This is from a description of West—the director of one of the sleight troupes who brings everyone in the book together. He is the impetus. Some people are charismatic and confident as if from birth; I’ve known a few and been related to one. I was trying with this sentence to capture the guilelessness and immodesty of that type of aura.

Rumpus: Each of these examples is connected directly to one of your main characters and yet your explanations thread back in discreet ways to your own life—your experiences of motherhood, success, acceptance, and love of charismatic people, to name a few. Just as those crazy religious billboards you saw years ago were a seed for the larger social questions you grapple with in Sleight, I wonder about the more personal seeds that informed the way you developed your characters.

Kaschock: I have taken to calling my work Confessional Sci-Fi. I really think it is apt. You, Cheryl, work in autobiographical fiction and in memoir in this gentled-brutal way I will never fully understand, although I admire and adore it. I say this because alternate worlds are the only way I know to access what some lovely man recently called my “severe muse.” So I dig deep into this world where art could really matter, could actually alter reality, and what do I find there? I find both horror and a way back to the dance I thought I had left when I began writing. Lark is a character who removed herself from the sleight she loved and ended up pursuing other art: I’ve done this. Perhaps because of her choice to leave, Lark questions her ability to be fully present in her own life: I’ve done this too. But as you know, characters become themselves through a process more alchemical than structural. I know Lark because I share some traits with her—but other things about her are darker and more twisty than I could claim even in my most gothic moments. Other characters have traits plucked from myself (and artists I’ve known) and thrust into backstories and situations that provide the catalysts for different types of reactions.
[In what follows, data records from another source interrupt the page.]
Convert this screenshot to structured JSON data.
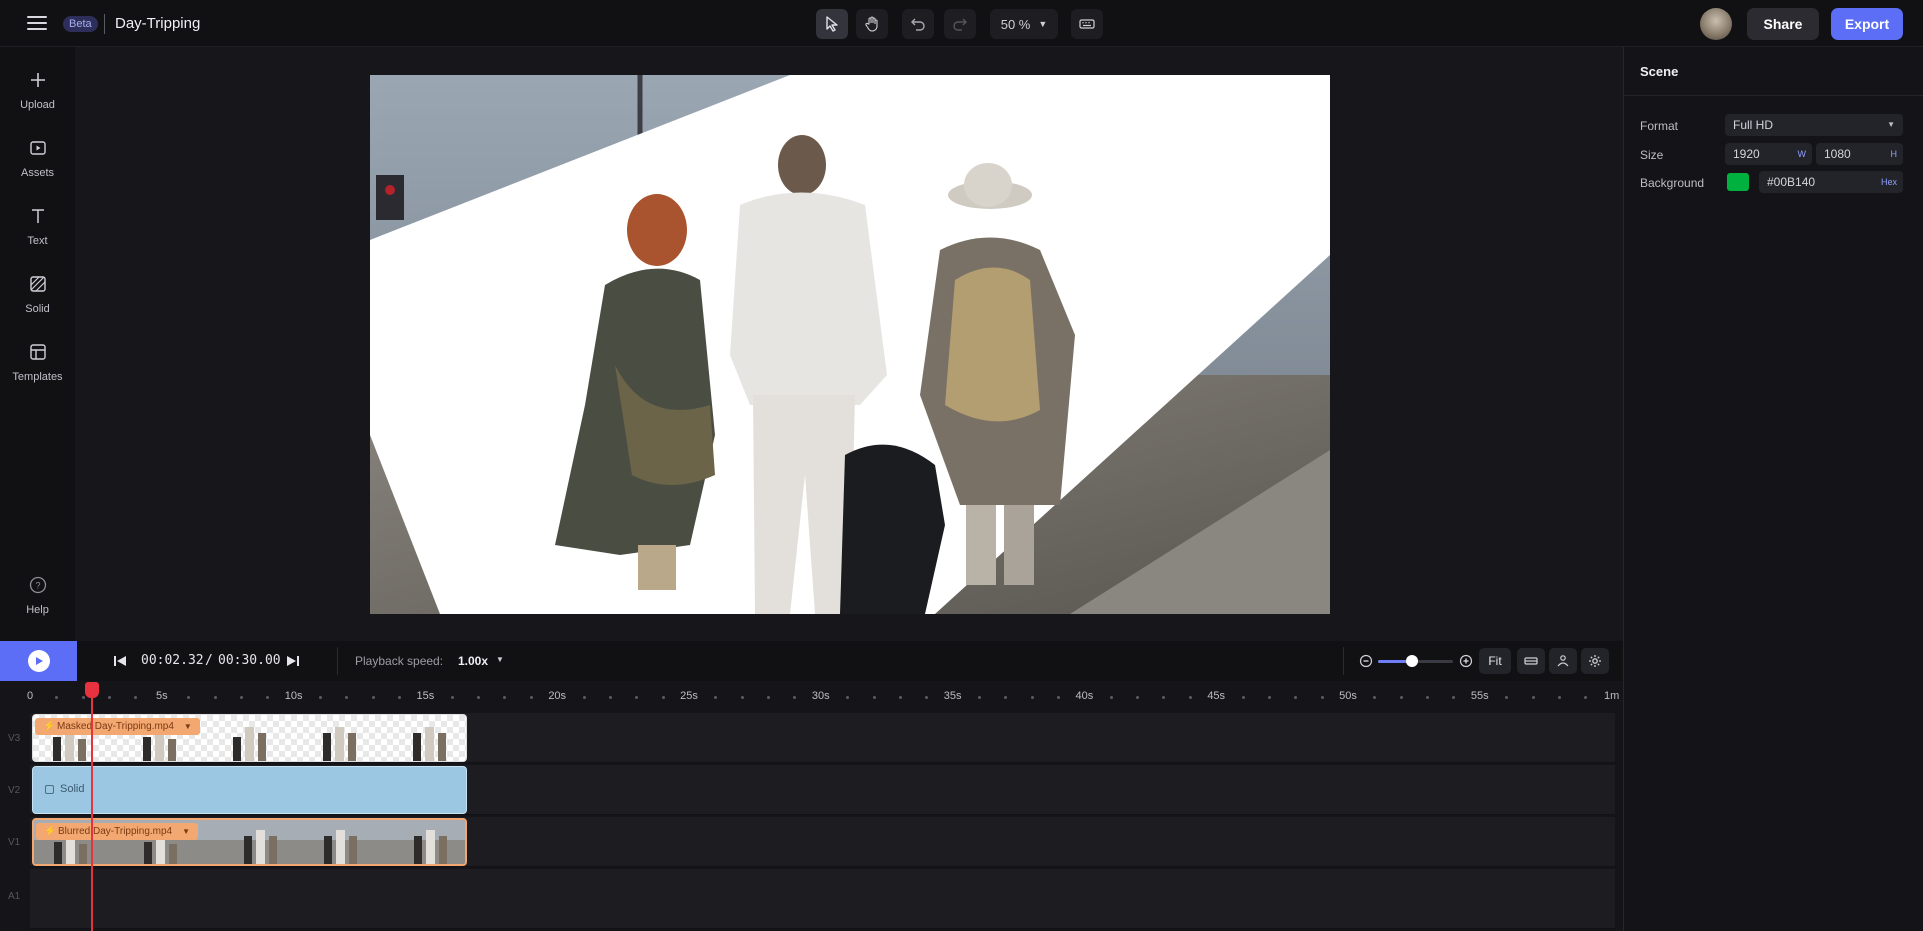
{
  "header": {
    "beta_badge": "Beta",
    "project_title": "Day-Tripping",
    "zoom_label": "50 %",
    "share_label": "Share",
    "export_label": "Export",
    "accent_color": "#5B6EF5"
  },
  "sidebar": {
    "items": [
      {
        "label": "Upload",
        "icon": "plus-icon"
      },
      {
        "label": "Assets",
        "icon": "media-folder-icon"
      },
      {
        "label": "Text",
        "icon": "text-icon"
      },
      {
        "label": "Solid",
        "icon": "solid-pattern-icon"
      },
      {
        "label": "Templates",
        "icon": "templates-icon"
      }
    ],
    "help_label": "Help"
  },
  "scene_panel": {
    "title": "Scene",
    "format_label": "Format",
    "format_value": "Full HD",
    "size_label": "Size",
    "width_value": "1920",
    "width_suffix": "W",
    "height_value": "1080",
    "height_suffix": "H",
    "background_label": "Background",
    "background_value": "#00B140",
    "background_suffix": "Hex",
    "background_color": "#00B140"
  },
  "transport": {
    "current_time": "00:02.32",
    "separator": "/",
    "total_time": "00:30.00",
    "speed_label": "Playback speed:",
    "speed_value": "1.00x",
    "fit_label": "Fit",
    "timeline_zoom_fraction": 0.45
  },
  "timeline": {
    "ruler_labels": [
      "0",
      "5s",
      "10s",
      "15s",
      "20s",
      "25s",
      "30s",
      "35s",
      "40s",
      "45s",
      "50s",
      "55s",
      "1m"
    ],
    "tracks": [
      {
        "name": "V3",
        "clip_label": "Masked Day-Tripping.mp4"
      },
      {
        "name": "V2",
        "clip_label": "Solid"
      },
      {
        "name": "V1",
        "clip_label": "Blurred Day-Tripping.mp4"
      },
      {
        "name": "A1",
        "clip_label": ""
      }
    ]
  }
}
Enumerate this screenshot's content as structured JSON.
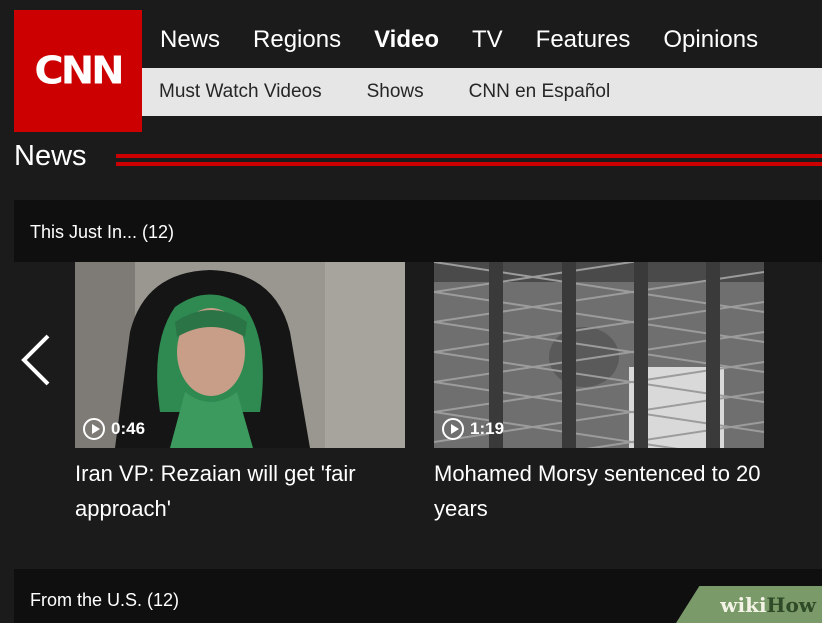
{
  "brand": {
    "logo_text": "CNN",
    "accent": "#cc0000"
  },
  "main_nav": [
    "News",
    "Regions",
    "Video",
    "TV",
    "Features",
    "Opinions"
  ],
  "main_nav_active": "Video",
  "sub_nav": [
    "Must Watch Videos",
    "Shows",
    "CNN en Español"
  ],
  "section": {
    "title": "News"
  },
  "carousel_1": {
    "label": "This Just In... (12)",
    "prev_icon": "chevron-left-icon",
    "items": [
      {
        "duration": "0:46",
        "headline": "Iran VP: Rezaian will get 'fair approach'"
      },
      {
        "duration": "1:19",
        "headline": "Mohamed Morsy sentenced to 20 years"
      }
    ]
  },
  "carousel_2": {
    "label": "From the U.S. (12)"
  },
  "watermark": {
    "part_a": "wiki",
    "part_b": "How"
  }
}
I take the undisclosed seeds of the real and plant them in the soil of the what-if. Then, I watch for bloom or blight—Confessional Sci-Fi.
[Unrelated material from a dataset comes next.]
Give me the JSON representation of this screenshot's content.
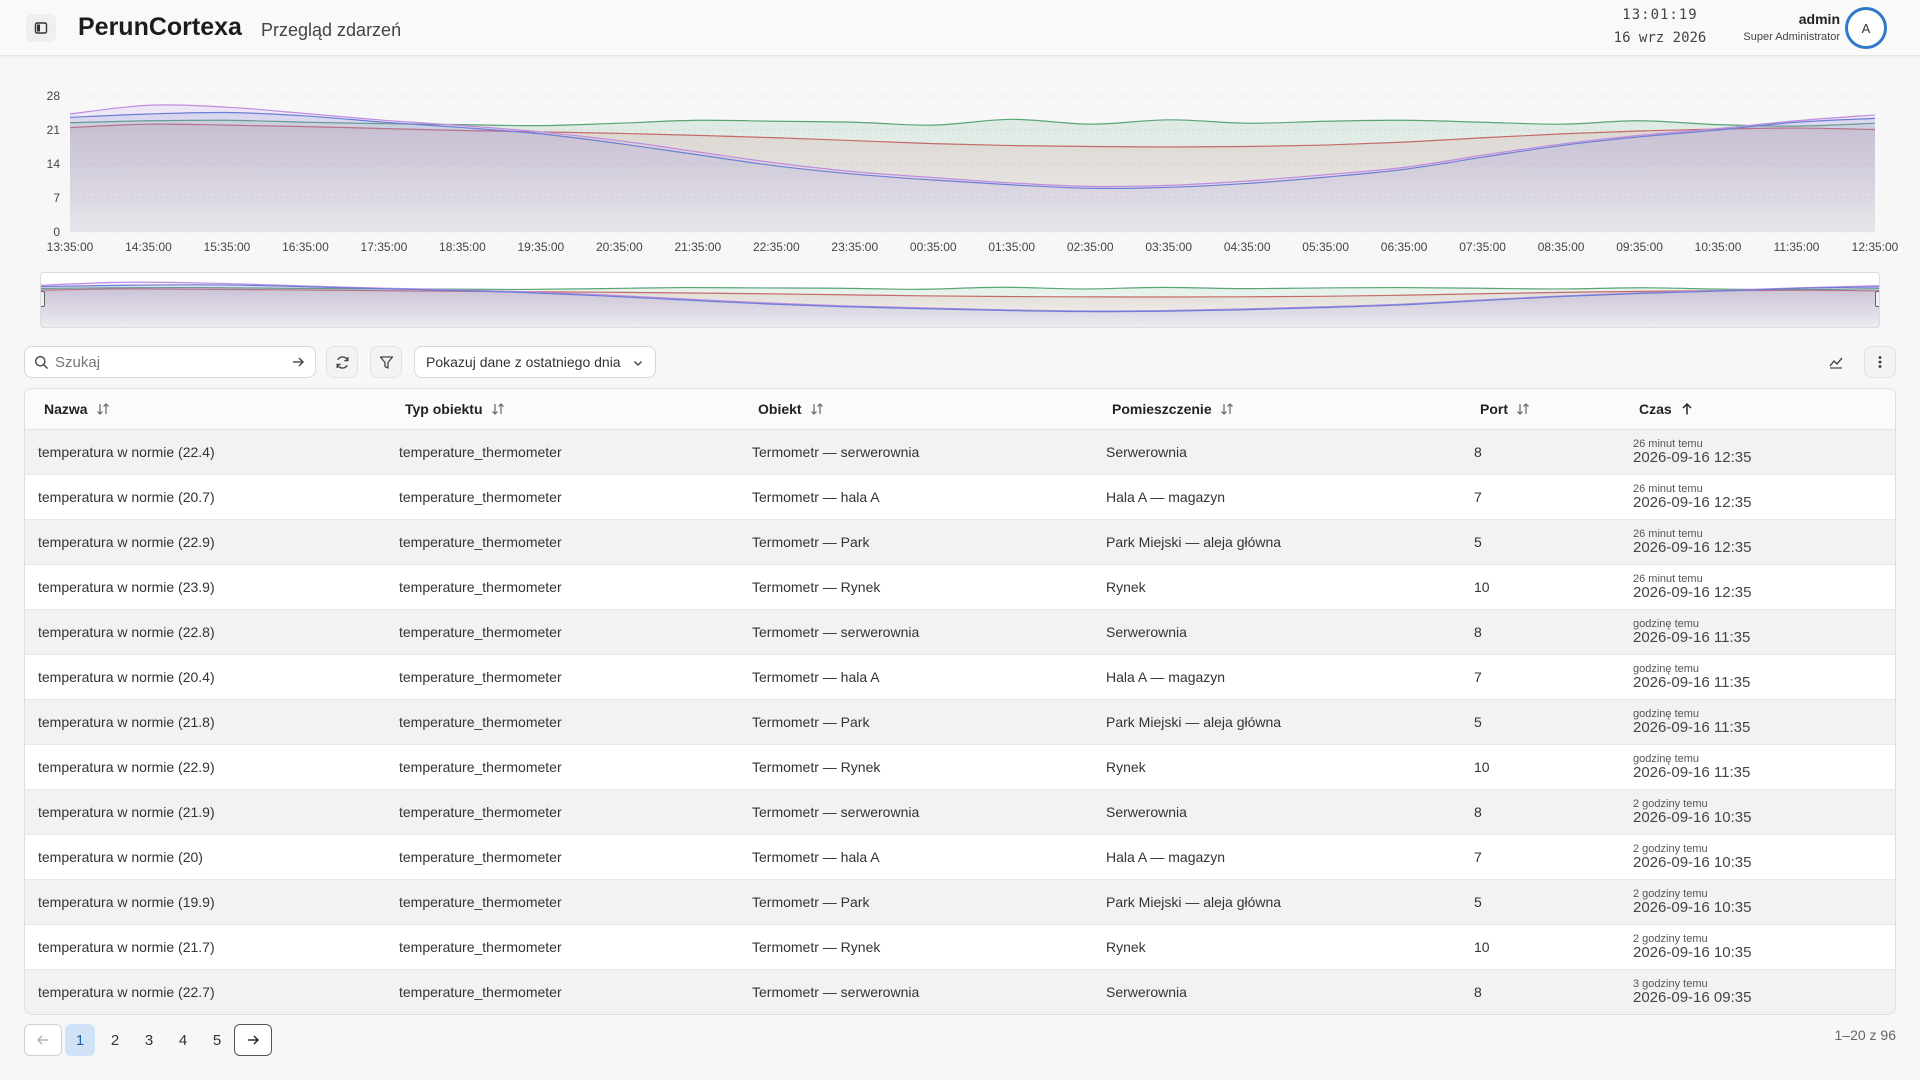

Rumpus: I think Confessional Sci-Fi is the perfect description of what you’ve done in Sleight. I laughed at your observation that you will never fully understand what I do in my writing because I know precisely what you mean. It’s my experience of your work too. I love it while knowing clearly it is not what I could create. That ability to truly see the original other is infinitely profound to me. When an artist works fearlessly out of his or her vision, such as you’ve done in Sleight, something vital is communicated that transcends the camps of aesthetic and style. What’s more interesting to me than aesthetics is what’s happening on a core level. I think at the heart of every writer’s work there is a question he or she is trying to answer. Mine, for example, has been: How can I live without my mother? Which I translate into the more universal: How can we go on when what is most essential is lost? What’s the question at the core of your work?

Kaschock: My question: Why do I make art? Translated more universally: What do we want from art, religion, from each other? And why the hell are we willing to accept so many substitutes?
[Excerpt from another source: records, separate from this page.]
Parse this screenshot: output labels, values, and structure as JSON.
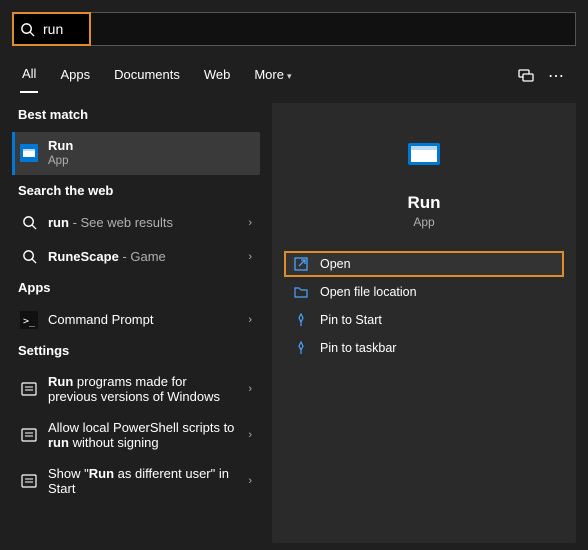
{
  "search": {
    "query": "run"
  },
  "tabs": [
    "All",
    "Apps",
    "Documents",
    "Web",
    "More"
  ],
  "tabs_active_index": 0,
  "left": {
    "best_match_label": "Best match",
    "best_match": {
      "title": "Run",
      "sub": "App"
    },
    "web_label": "Search the web",
    "web": [
      {
        "title": "run",
        "sub": " - See web results"
      },
      {
        "title": "RuneScape",
        "sub": " - Game"
      }
    ],
    "apps_label": "Apps",
    "apps": [
      {
        "title": "Command Prompt"
      }
    ],
    "settings_label": "Settings",
    "settings": [
      {
        "prefix": "Run",
        "rest": " programs made for previous versions of Windows"
      },
      {
        "prefix_mid": "run",
        "before": "Allow local PowerShell scripts to ",
        "after": " without signing"
      },
      {
        "before": "Show \"",
        "prefix": "Run",
        "after": " as different user\" in Start"
      }
    ]
  },
  "right": {
    "title": "Run",
    "type": "App",
    "actions": [
      "Open",
      "Open file location",
      "Pin to Start",
      "Pin to taskbar"
    ],
    "highlighted_action_index": 0
  }
}
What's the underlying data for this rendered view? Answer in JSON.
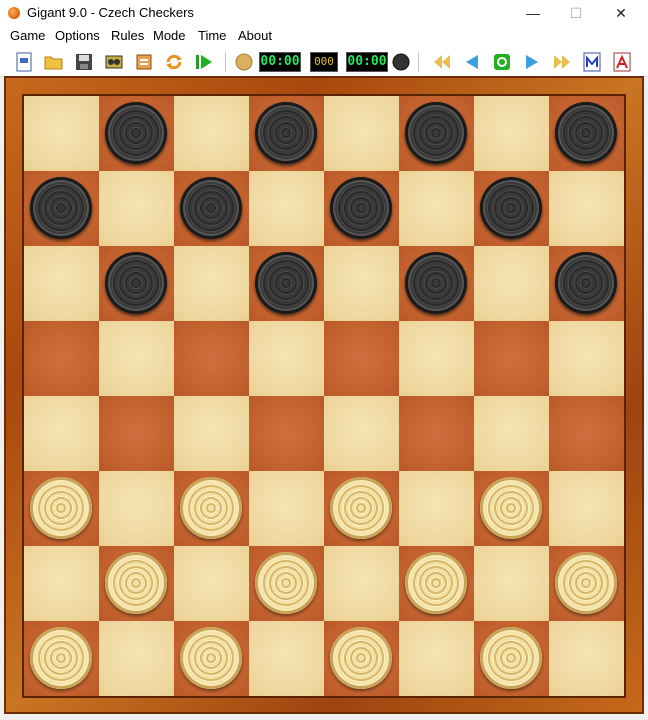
{
  "window": {
    "title": "Gigant 9.0 - Czech Checkers",
    "minimize": "—",
    "maximize": "☐",
    "close": "✕"
  },
  "menu": [
    "Game",
    "Options",
    "Rules",
    "Mode",
    "Time",
    "About"
  ],
  "toolbar": {
    "clock_left": "00:00",
    "move_counter": "000",
    "clock_right": "00:00",
    "icons": [
      "new-game-icon",
      "open-icon",
      "save-icon",
      "engine-icon",
      "print-icon",
      "rotate-board-icon",
      "play-icon",
      "white-side-icon",
      "black-side-icon",
      "first-move-icon",
      "back-move-icon",
      "stop-icon",
      "forward-move-icon",
      "last-move-icon",
      "m-icon",
      "a-icon"
    ]
  },
  "colors": {
    "light_square": "#efd8a0",
    "dark_square": "#c2612d",
    "frame": "#b85a18",
    "clock_digits": "#23e85c"
  },
  "board": {
    "rows": [
      [
        null,
        "b",
        null,
        "b",
        null,
        "b",
        null,
        "b"
      ],
      [
        "b",
        null,
        "b",
        null,
        "b",
        null,
        "b",
        null
      ],
      [
        null,
        "b",
        null,
        "b",
        null,
        "b",
        null,
        "b"
      ],
      [
        null,
        null,
        null,
        null,
        null,
        null,
        null,
        null
      ],
      [
        null,
        null,
        null,
        null,
        null,
        null,
        null,
        null
      ],
      [
        "w",
        null,
        "w",
        null,
        "w",
        null,
        "w",
        null
      ],
      [
        null,
        "w",
        null,
        "w",
        null,
        "w",
        null,
        "w"
      ],
      [
        "w",
        null,
        "w",
        null,
        "w",
        null,
        "w",
        null
      ]
    ]
  }
}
Rumpus: And so, what have you come up with? In all of your glorious artmaking, why do you make art?

Kaschock: I make art because I have to. I would be lying if I said anything else first. But that is only the beginning. It isn’t enough for me to just make it. I need it to do something, to communicate with others, to provide them with information or language or questions that make them want to do something. More and more, along with this urgency I feel, has come a sense of responsibility: I want art to do good in this world. And since I am the mother of my art, I am trying to raise it right. In the end, Sleight is a book that questions those of passionate intensity who yet lack all conviction (forgive me as I cannibalize Yeats, poorly). It is not enough, I think, to want to make something happen. There are worlds to consider at every step.

Cheryl Strayed is the author of the forthcoming memoir, Wild (Knopf, March 2012) and the novel, Torch (Houghton Mifflin, 2006). Her stories and essays have appeared in numerous magazines and journals. She lives in Portland, Oregon. You can follow her on Twitter here. More from this author →